**Problem details:** The reply should consist of every entry, repeated exactly.

----------------

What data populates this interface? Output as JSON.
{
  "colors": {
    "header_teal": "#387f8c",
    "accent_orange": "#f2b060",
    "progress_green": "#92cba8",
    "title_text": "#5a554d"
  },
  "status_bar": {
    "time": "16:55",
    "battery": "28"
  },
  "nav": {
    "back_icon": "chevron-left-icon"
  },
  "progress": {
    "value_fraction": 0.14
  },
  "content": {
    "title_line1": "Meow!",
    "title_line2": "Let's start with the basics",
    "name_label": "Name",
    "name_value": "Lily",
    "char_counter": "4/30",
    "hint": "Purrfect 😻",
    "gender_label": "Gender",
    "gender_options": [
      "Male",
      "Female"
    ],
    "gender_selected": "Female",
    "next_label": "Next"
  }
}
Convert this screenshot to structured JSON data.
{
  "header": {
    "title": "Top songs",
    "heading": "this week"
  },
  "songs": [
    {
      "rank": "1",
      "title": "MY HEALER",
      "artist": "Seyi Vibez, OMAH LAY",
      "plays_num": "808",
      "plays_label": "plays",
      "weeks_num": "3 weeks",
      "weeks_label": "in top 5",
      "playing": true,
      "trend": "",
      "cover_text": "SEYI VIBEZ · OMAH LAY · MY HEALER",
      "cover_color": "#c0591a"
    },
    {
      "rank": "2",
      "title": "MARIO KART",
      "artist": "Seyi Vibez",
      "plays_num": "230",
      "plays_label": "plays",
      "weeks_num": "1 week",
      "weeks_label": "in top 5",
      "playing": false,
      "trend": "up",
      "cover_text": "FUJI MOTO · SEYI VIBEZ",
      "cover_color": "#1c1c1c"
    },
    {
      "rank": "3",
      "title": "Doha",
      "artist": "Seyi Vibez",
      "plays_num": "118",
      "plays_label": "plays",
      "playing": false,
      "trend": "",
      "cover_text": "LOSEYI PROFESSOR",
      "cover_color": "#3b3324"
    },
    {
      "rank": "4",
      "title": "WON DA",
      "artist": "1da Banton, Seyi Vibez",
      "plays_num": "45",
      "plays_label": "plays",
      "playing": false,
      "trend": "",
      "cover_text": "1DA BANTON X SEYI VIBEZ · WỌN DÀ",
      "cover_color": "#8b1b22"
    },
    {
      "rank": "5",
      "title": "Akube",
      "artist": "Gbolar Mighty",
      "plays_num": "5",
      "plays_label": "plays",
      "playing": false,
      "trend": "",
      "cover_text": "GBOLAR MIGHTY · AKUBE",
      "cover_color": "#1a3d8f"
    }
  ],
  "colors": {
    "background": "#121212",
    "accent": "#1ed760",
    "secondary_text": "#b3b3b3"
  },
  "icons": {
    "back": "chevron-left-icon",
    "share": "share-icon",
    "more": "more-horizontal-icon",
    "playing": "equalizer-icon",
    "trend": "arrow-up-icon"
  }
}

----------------

**Result of the task:**
What data populates this interface? Output as JSON.
{
  "colors": {
    "header_teal": "#387f8c",
    "accent_orange": "#f2b060",
    "progress_green": "#92cba8",
    "title_text": "#5a554d"
  },
  "status_bar": {
    "time": "16:55",
    "battery": "28"
  },
  "nav": {
    "back_icon": "chevron-left-icon"
  },
  "progress": {
    "value_fraction": 0.14
  },
  "content": {
    "title_line1": "Meow!",
    "title_line2": "Let's start with the basics",
    "name_label": "Name",
    "name_value": "Lily",
    "char_counter": "4/30",
    "hint": "Purrfect 😻",
    "gender_label": "Gender",
    "gender_options": [
      "Male",
      "Female"
    ],
    "gender_selected": "Female",
    "next_label": "Next"
  }
}
Convert this screenshot to structured JSON data.
{
  "header": {
    "title": "Top songs",
    "heading": "this week"
  },
  "songs": [
    {
      "rank": "1",
      "title": "MY HEALER",
      "artist": "Seyi Vibez, OMAH LAY",
      "plays_num": "808",
      "plays_label": "plays",
      "weeks_num": "3 weeks",
      "weeks_label": "in top 5",
      "playing": true,
      "trend": "",
      "cover_text": "SEYI VIBEZ · OMAH LAY · MY HEALER",
      "cover_color": "#c0591a"
    },
    {
      "rank": "2",
      "title": "MARIO KART",
      "artist": "Seyi Vibez",
      "plays_num": "230",
      "plays_label": "plays",
      "weeks_num": "1 week",
      "weeks_label": "in top 5",
      "playing": false,
      "trend": "up",
      "cover_text": "FUJI MOTO · SEYI VIBEZ",
      "cover_color": "#1c1c1c"
    },
    {
      "rank": "3",
      "title": "Doha",
      "artist": "Seyi Vibez",
      "plays_num": "118",
      "plays_label": "plays",
      "playing": false,
      "trend": "",
      "cover_text": "LOSEYI PROFESSOR",
      "cover_color": "#3b3324"
    },
    {
      "rank": "4",
      "title": "WON DA",
      "artist": "1da Banton, Seyi Vibez",
      "plays_num": "45",
      "plays_label": "plays",
      "playing": false,
      "trend": "",
      "cover_text": "1DA BANTON X SEYI VIBEZ · WỌN DÀ",
      "cover_color": "#8b1b22"
    },
    {
      "rank": "5",
      "title": "Akube",
      "artist": "Gbolar Mighty",
      "plays_num": "5",
      "plays_label": "plays",
      "playing": false,
      "trend": "",
      "cover_text": "GBOLAR MIGHTY · AKUBE",
      "cover_color": "#1a3d8f"
    }
  ],
  "colors": {
    "background": "#121212",
    "accent": "#1ed760",
    "secondary_text": "#b3b3b3"
  },
  "icons": {
    "back": "chevron-left-icon",
    "share": "share-icon",
    "more": "more-horizontal-icon",
    "playing": "equalizer-icon",
    "trend": "arrow-up-icon"
  }
}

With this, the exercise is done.